→ Work to complete: Report every line from the following entries that contains the string "Creative".

→ Entries supplied:
━━━━━━━━━━━━━━━━

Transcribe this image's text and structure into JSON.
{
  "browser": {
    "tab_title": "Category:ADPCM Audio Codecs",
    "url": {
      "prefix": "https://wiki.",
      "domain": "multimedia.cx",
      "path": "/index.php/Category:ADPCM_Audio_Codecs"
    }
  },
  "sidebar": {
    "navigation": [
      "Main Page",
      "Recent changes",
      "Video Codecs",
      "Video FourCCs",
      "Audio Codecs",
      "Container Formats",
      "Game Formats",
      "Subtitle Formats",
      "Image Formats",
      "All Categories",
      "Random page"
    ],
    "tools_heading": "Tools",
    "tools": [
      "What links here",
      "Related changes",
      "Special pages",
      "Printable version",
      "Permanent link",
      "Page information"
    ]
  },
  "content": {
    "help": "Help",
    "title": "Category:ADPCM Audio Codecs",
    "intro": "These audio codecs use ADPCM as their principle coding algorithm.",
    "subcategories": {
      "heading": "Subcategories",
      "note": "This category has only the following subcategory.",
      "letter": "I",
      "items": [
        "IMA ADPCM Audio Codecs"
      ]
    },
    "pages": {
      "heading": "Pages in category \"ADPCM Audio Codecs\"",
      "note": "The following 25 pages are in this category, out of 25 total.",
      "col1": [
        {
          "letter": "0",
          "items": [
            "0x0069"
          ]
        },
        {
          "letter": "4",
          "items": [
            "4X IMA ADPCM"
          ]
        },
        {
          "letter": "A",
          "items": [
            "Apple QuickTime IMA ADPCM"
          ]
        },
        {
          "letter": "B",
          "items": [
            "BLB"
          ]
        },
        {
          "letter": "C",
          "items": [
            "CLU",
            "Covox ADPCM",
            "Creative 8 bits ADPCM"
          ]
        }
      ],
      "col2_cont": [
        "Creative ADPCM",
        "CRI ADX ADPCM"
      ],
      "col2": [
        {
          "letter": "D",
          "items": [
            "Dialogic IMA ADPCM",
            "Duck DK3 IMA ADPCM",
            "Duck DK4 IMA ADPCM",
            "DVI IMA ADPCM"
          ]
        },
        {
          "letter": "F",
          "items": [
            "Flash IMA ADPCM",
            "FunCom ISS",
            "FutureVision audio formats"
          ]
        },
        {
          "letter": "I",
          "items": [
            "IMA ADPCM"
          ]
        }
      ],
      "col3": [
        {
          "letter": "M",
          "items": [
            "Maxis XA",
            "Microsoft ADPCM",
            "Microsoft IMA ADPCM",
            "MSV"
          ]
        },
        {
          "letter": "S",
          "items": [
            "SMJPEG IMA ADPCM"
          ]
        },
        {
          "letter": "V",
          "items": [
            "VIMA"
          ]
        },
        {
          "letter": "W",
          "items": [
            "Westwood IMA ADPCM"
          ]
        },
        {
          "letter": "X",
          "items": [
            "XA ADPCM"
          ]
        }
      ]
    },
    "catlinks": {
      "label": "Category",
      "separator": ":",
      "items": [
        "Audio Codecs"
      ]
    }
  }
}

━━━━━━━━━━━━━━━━

→ Your response:
            "Creative 8 bits ADPCM"
        "Creative ADPCM",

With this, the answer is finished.